* [Instructions to follow]: Read the records below and copy each line that contains "hwanseongul".

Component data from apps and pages

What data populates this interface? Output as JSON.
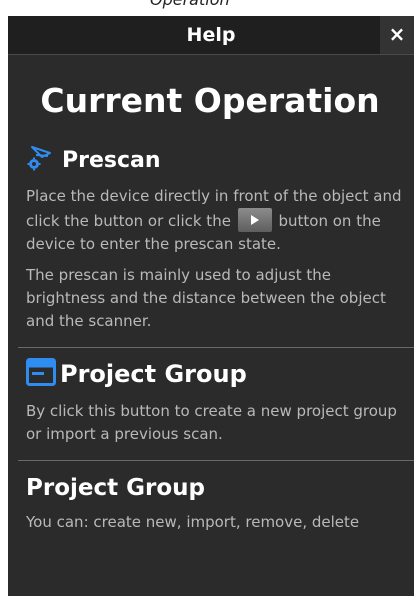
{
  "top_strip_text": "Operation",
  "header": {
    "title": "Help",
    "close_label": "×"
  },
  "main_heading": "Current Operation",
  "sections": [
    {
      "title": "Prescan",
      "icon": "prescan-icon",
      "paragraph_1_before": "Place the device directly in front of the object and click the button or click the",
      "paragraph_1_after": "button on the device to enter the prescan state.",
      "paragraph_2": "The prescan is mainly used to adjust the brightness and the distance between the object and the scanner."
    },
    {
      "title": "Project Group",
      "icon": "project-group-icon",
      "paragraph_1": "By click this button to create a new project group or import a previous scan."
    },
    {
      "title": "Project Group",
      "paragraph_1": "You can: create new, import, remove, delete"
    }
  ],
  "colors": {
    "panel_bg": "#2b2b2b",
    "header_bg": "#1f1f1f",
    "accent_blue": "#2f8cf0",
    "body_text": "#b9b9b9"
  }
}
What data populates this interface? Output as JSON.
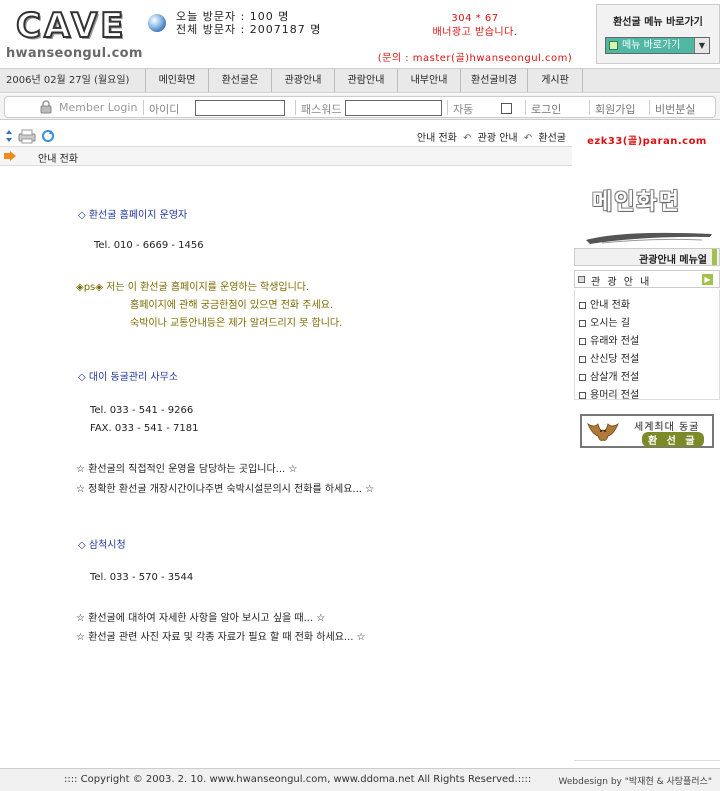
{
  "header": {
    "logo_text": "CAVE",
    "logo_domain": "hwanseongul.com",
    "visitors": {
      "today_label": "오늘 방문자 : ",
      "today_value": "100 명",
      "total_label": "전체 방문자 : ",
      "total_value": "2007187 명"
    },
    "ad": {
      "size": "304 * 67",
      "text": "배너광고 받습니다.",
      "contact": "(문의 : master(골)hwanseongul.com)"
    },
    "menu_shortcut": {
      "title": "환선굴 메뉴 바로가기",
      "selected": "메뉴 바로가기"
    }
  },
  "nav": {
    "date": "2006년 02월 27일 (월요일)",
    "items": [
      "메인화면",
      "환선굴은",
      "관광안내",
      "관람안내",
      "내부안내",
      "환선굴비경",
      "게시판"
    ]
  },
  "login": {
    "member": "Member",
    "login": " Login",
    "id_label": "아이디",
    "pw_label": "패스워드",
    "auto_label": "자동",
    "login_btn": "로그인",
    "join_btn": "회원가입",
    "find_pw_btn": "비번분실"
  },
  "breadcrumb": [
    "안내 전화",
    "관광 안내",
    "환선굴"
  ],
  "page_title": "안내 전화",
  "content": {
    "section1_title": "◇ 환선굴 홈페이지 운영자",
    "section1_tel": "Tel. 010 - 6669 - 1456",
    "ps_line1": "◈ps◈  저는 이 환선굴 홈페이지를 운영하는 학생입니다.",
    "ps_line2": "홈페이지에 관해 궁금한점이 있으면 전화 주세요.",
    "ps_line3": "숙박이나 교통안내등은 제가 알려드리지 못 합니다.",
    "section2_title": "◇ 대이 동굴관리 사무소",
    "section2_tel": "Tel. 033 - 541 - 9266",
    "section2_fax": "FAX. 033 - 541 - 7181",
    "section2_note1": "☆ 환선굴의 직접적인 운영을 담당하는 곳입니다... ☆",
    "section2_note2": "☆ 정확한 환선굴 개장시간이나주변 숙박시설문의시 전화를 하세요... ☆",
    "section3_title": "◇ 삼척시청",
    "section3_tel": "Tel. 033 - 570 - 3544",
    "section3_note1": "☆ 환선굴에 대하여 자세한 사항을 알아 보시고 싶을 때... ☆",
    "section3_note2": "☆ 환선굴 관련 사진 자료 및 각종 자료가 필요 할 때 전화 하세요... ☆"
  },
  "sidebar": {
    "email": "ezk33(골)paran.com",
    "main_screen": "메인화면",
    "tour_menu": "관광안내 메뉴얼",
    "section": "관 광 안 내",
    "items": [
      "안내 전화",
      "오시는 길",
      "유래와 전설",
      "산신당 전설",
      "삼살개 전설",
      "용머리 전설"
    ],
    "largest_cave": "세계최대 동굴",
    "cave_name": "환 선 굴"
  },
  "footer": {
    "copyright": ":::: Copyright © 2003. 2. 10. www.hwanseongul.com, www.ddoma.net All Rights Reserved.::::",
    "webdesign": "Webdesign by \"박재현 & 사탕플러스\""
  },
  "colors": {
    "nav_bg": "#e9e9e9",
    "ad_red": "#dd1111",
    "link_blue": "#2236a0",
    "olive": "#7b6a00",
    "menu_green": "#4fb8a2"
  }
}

* [Task response]:
    "logo_domain": "hwanseongul.com",
      "contact": "(문의 : master(골)hwanseongul.com)"
    "copyright": ":::: Copyright © 2003. 2. 10. www.hwanseongul.com, www.ddoma.net All Rights Reserved.::::",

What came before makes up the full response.